NLT “And I am praying that you will put into action the generosity that comes from your faith as you understand and experience all the good things we have in Christ.”

This view holds that the faith of Philemon, which is faith in Jesus Christ, and is shared with other believers who have faith in Jesus, would be deepened.

The phrase “may become effective” more likely means “become more effective, or deepen.” The phrase “for the full knowledge…” means “not just a mental understanding but an experiential knowledge.”

So what Paul is praying for Philemon is that the faith that he shares with other believers would deepen his understanding of all the blessings that he has in Christ. Or, that as Philemon reflects on the fellowship that he has with others because of Jesus, it would cause his understanding of all that Christ has done for him to be further deepened.

Or, put another way, when Philemon thinks about how he is a part of the body of Christ because of the grace and mercy of God, it would cause his understanding to go deeper into God’s grace and mercy. And what would be the result of reflecting on God’s mercy? It would change the way he acted toward other believers, particularly Onesimus, the runaway slave that has offended Philemon!

As Philemon dwells on God’s grace and mercy to him, this would deepen his understanding of grace and mercy and this would prompt him to demonstrate the same kind of grace and mercy to Onesimus.
So this passage is not about evangelism, it is precisely about deepening your thoughts on God’s mercy to you so that you can then go and show mercy to someone who has offended you!

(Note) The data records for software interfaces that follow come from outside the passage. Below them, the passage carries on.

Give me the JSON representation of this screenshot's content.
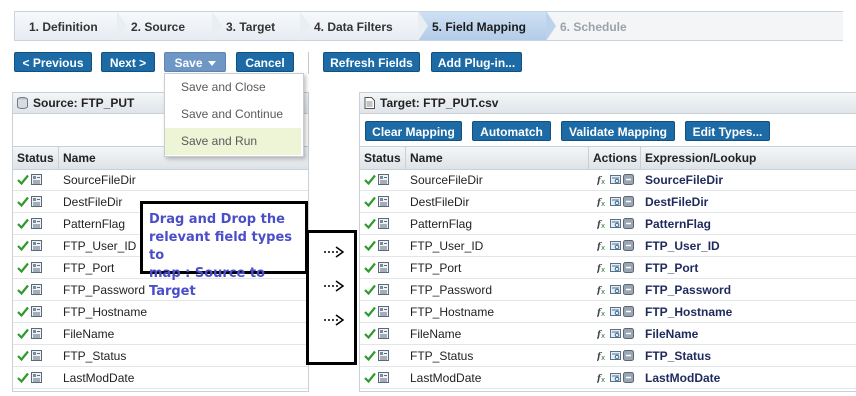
{
  "wizard": {
    "steps": [
      {
        "label": "1. Definition"
      },
      {
        "label": "2. Source"
      },
      {
        "label": "3. Target"
      },
      {
        "label": "4. Data Filters"
      },
      {
        "label": "5. Field Mapping"
      },
      {
        "label": "6. Schedule"
      }
    ],
    "active": "5. Field Mapping"
  },
  "toolbar": {
    "previous": "< Previous",
    "next": "Next >",
    "save": "Save",
    "cancel": "Cancel",
    "refresh": "Refresh Fields",
    "add_plugin": "Add Plug-in..."
  },
  "save_menu": {
    "items": [
      "Save and Close",
      "Save and Continue",
      "Save and Run"
    ],
    "highlighted": "Save and Run"
  },
  "source": {
    "title": "Source: FTP_PUT",
    "columns": [
      "Status",
      "Name"
    ],
    "rows": [
      "SourceFileDir",
      "DestFileDir",
      "PatternFlag",
      "FTP_User_ID",
      "FTP_Port",
      "FTP_Password",
      "FTP_Hostname",
      "FileName",
      "FTP_Status",
      "LastModDate"
    ]
  },
  "target": {
    "title": "Target: FTP_PUT.csv",
    "buttons": {
      "clear": "Clear Mapping",
      "automatch": "Automatch",
      "validate": "Validate Mapping",
      "edit_types": "Edit Types..."
    },
    "columns": [
      "Status",
      "Name",
      "Actions",
      "Expression/Lookup"
    ],
    "rows": [
      {
        "name": "SourceFileDir",
        "expr": "SourceFileDir"
      },
      {
        "name": "DestFileDir",
        "expr": "DestFileDir"
      },
      {
        "name": "PatternFlag",
        "expr": "PatternFlag"
      },
      {
        "name": "FTP_User_ID",
        "expr": "FTP_User_ID"
      },
      {
        "name": "FTP_Port",
        "expr": "FTP_Port"
      },
      {
        "name": "FTP_Password",
        "expr": "FTP_Password"
      },
      {
        "name": "FTP_Hostname",
        "expr": "FTP_Hostname"
      },
      {
        "name": "FileName",
        "expr": "FileName"
      },
      {
        "name": "FTP_Status",
        "expr": "FTP_Status"
      },
      {
        "name": "LastModDate",
        "expr": "LastModDate"
      }
    ]
  },
  "annotation": {
    "line1": "Drag and Drop the",
    "line2": "relevant field types to",
    "line3": "map : Source to Target"
  },
  "colors": {
    "button": "#1d6ba6",
    "save_button": "#6e97c5",
    "active_step": "#b3cce8",
    "expression_text": "#1f2a5c",
    "annotation_text": "#4a4ec8",
    "menu_highlight": "#eef4d6"
  }
}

This passage is about thinking deep about the Gospel, about all that God is and has done for you in Christ, and then being moved by those truths to go and do the same for others. Yes, we should be active in sharing our faith via evangelism, but we must not neglect the import of this passage: the family of God has experienced God’s mercy together and we are called to share that mercy and forgiveness with others.

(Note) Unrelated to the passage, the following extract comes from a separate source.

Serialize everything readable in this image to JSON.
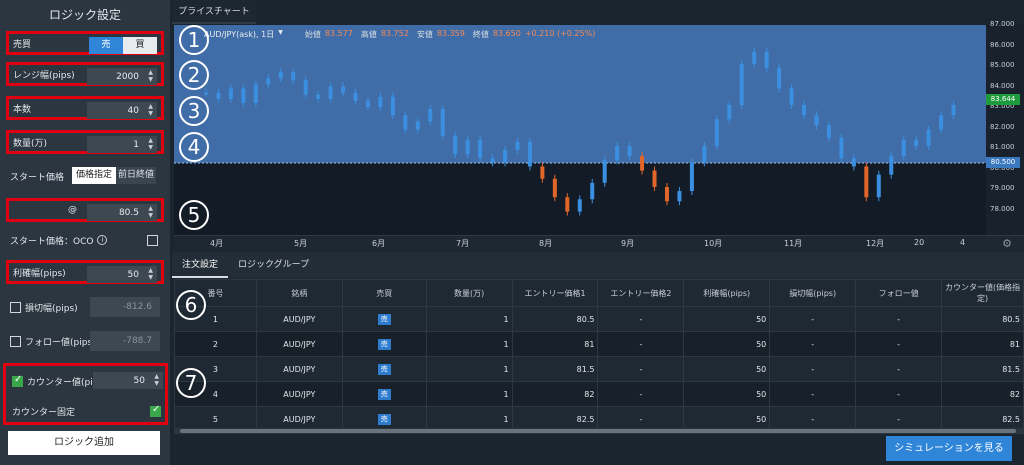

How Big Are Your Prayers?

First of all, then, I urge that supplications, prayers, intercessions, and thanksgivings be made for all people, for kings and all who are in high positions, that we may lead a peaceful and quiet life, godly and dignified in every way. 1st Timothy 2:1-2

How big are your prayers? I’m not talking about how long they may be or how many big words you use, but how expansive are they? Paul urges Timothy to widen the scope of his prayers by praying for the entire world and kings and all who are in high positions. Why pray for the leaders of this world {and not just our country}? Notice the purpose clause:

“that we may lead a peaceful and quiet life, godly and dignified in every way.”

Paul is asking Timothy to pray for peaceful conditions in the world not so he can live a middle-class life, free from stress. He is asking Timothy to pray for peaceful conditions so that Timothy and others can live the Gospel out for the watching world to see. Paul wants to see Timothy live out an exemplary life shaped by the Gospel so that the unsaved world would speak well of Christ, His word and His church.

A few questions and a quote to ponder today:

Do I merely pray for “my world” or the world?

Do I live an exemplary life that causes others to speak well of Christ and the church?

Do I pray for my country just so my political party will prevail, or, do I pray for peaceful conditions, regardless of whose in control politically, so that I may live the Gospel out before a watching world?

“If Jesus answered all your prayers from the last 30 days, would anything change in THE World or just YOUR world.” John W. Bryson

Praying He expands our prayer scope & subsequently changes THE world,